That’s when restoration of the massive, abstract mural above the entrance to the Education building is expected to be complete.
Work on the 51-year-old mural by Quebec artist Maurice Savoie includes replacing missing pieces, repairing cracks and scrubbing rebar rust, grime and lichen growth from the 1,200-square-foot concrete surface.
Conservation Solutions Inc. (CSI), which specializes in heritage preservation of buildings, sculptures and monuments, began work in mid-August.
“Once they finish their work at the end of September, the scaffolding can come down,” said Keith Bowden, director of engineering and construction with Memorial’s Facilities Management.
“There’s protection in place so people can still come and go from the building.”
Scaffolding is expected to be removed from the entrance by October.
Bowden says CSI will return later in October to waterproof the mural, a task that will take a couple of days to complete and won’t require scaffolding to be installed again.
Repairs are also underway to a pair of structural columns on either side of the building’s main entrance. That work will wrap up at the same same as the mural restoration.
Mr. Bowden expects the cost of the repairs will be in the $225,000 range.
The abstract mural is a familiar sight to anyone on the St. John’s campus and to drivers stopped at the Prince Phillip Drive-Westerland Road intersection.
A ceramicist and sculptor who died in 2013, Mr. Savoie produced a number of public murals in St. John’s and throughout Canada, such as a terracotta and ceramic mural at the McGill Metro station and a screen installation at the Quebec pavilion during Expo 67. He primarily worked in clay.
“That was his main medium,” said Kelly Caldwell, CSI’s conservator and project manager.
On its website, CSI notes the Memorial mural “incorporates biomorphic forms and references to nature depicted in raised and incised sculptural forms, colored gravel and splashes of pigment.”
Biomorphic forms are abstract rounded shapes based on those found in nature.
“The abstract style is very similar to his other work and also very reminiscent of the 1960s,” said Mr. Caldwell.
Installed in 1966 as the Education building was completed, Mr. Bowden says the mural has stood the test of time until recently. Last year, pieces of concrete started dropping off. As a safety measure, temporary wooden shelters were installed around the main doors.
“We couldn’t go through another winter with that potential. We get freeze-thaw cycles and water gets at the rebar, freezes and the rust expands and the concrete pops off,” he said. “We had to do something to stabilize it — either take it down or fix it.”
To track down companies with experience in art restoration, Mr. Bowden got in touch with Heritage Canada.
“This one was interesting. It took a bit of digging to find how to tackle this.”
The job went to CSI, which has an office in Ottawa, where it recently completed a four-year project managing the stabilization, repair and cleaning of the West Block parliamentary building’s exterior masonry. The company also did conservation work on the National War Memorial and restoration of a ceiling mosaic in the Wellington building.
Repairs in situ
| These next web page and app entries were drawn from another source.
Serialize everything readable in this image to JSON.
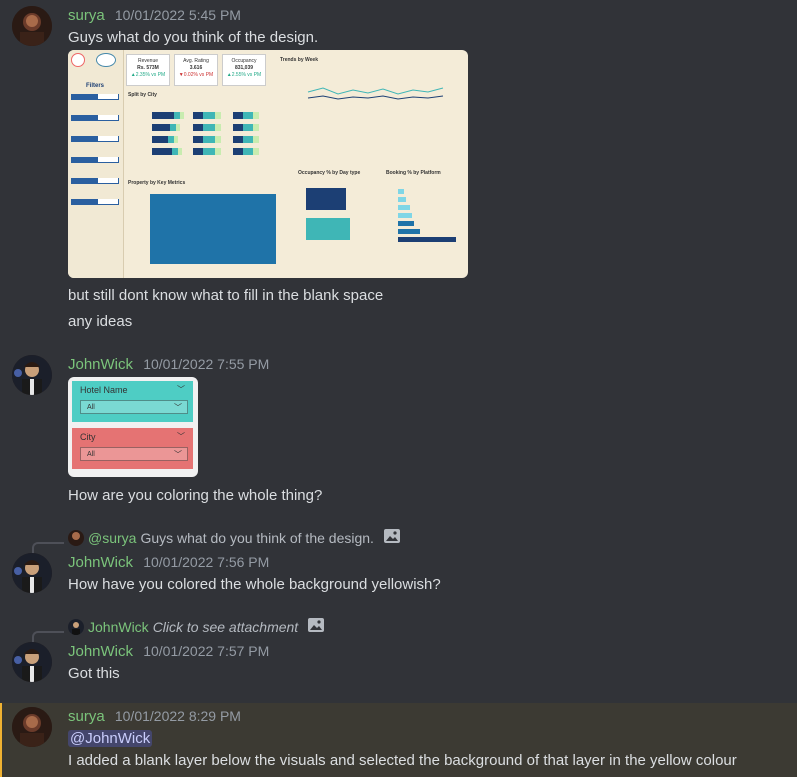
{
  "users": {
    "surya": {
      "name": "surya",
      "color": "#7bc47b"
    },
    "johnwick": {
      "name": "JohnWick",
      "color": "#7bc47b"
    }
  },
  "messages": [
    {
      "author": "surya",
      "timestamp": "10/01/2022 5:45 PM",
      "lines": [
        "Guys what do you think of the design.",
        "but still dont know what to fill in the blank space",
        "any ideas"
      ]
    },
    {
      "author": "JohnWick",
      "timestamp": "10/01/2022 7:55 PM",
      "lines": [
        "How are you coloring the whole thing?"
      ]
    },
    {
      "author": "JohnWick",
      "timestamp": "10/01/2022 7:56 PM",
      "reply_to": {
        "author": "@surya",
        "text": "Guys what do you think of the design."
      },
      "lines": [
        "How have you colored the whole background yellowish?"
      ]
    },
    {
      "author": "JohnWick",
      "timestamp": "10/01/2022 7:57 PM",
      "reply_to": {
        "author": "JohnWick",
        "text": "Click to see attachment"
      },
      "lines": [
        "Got this"
      ]
    },
    {
      "author": "surya",
      "timestamp": "10/01/2022 8:29 PM",
      "mention": "@JohnWick",
      "lines": [
        "I added a blank layer below the visuals and selected the background of that layer in the yellow colour"
      ]
    }
  ],
  "dashboard": {
    "kpis": [
      {
        "label": "Revenue",
        "value": "Rs. 573M",
        "delta": "▲2.35% vs PM"
      },
      {
        "label": "Avg. Rating",
        "value": "3.616",
        "delta": "▼0.02% vs PM"
      },
      {
        "label": "Occupancy",
        "value": "831,039",
        "delta": "▲2.55% vs PM"
      }
    ],
    "filters_title": "Filters",
    "filters": [
      "Property",
      "City",
      "Status",
      "Platform",
      "Month",
      "Week No."
    ],
    "sections": [
      "Split by City",
      "Trends by Week",
      "Property by Key Metrics",
      "Occupancy % by Day type",
      "Booking % by Platform"
    ]
  },
  "filter_snippet": {
    "cards": [
      {
        "title": "Hotel Name",
        "value": "All",
        "color": "#4ecdc4"
      },
      {
        "title": "City",
        "value": "All",
        "color": "#e57373"
      }
    ]
  }
}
CSI assessed the Memorial mural in the spring, provided recommendations and later determined the repairs could be done in situ rather than by removing the artwork from the building. They determined that the anchors that were put in place are in good shape.
Then, one of CSI’s first tasks was to determine how the mural was created to produce replicas of the missing sections.
“That’s within our conservation field — not just what does it look like, but how is it made, what is it made with,” said Mr. Caldwell. “So when we do repairs, it’s with the best colour match and the best material that’s going to be compatible.”
The mural was created in 12 concrete panels, with each one spanning roughly 100 square feet.
“Our understanding is these were made in a mould face down,” said Mr. Caldwell. “The coloured mortar was added into the mould first and then the concrete mortar was then pressed into the mould and allowed to set and then applied to the backing concrete.”
As the work continues, CSI is carrying out a variety of tasks to repair the aging concrete, stabilize the rusting rebar and restore the mural’s fading colours.
“We clean out around the exposed areas of rebar, removing any failed material and any of the rust on the rebar,” said Mr. Caldwell. “We’re coating it with a primer type of material that stabilizes the rust and allows us to put brand new repairs over the top of it.”
Using customized cement mortar to recreate the mural details, CSI is replacing damaged or missing pieces. They’ll also remove lichen, algae, debris and car exhaust that have settled on the mural’s surface — dulling the dark red and green pigments in the concrete.
“Where there are areas of loss, we will artistically reapply the pigmented mortars. It’s not actually a paint, it’s a pigmented mortar,” said Mr. Caldwell. “The cleaning will also brighten up those colours.”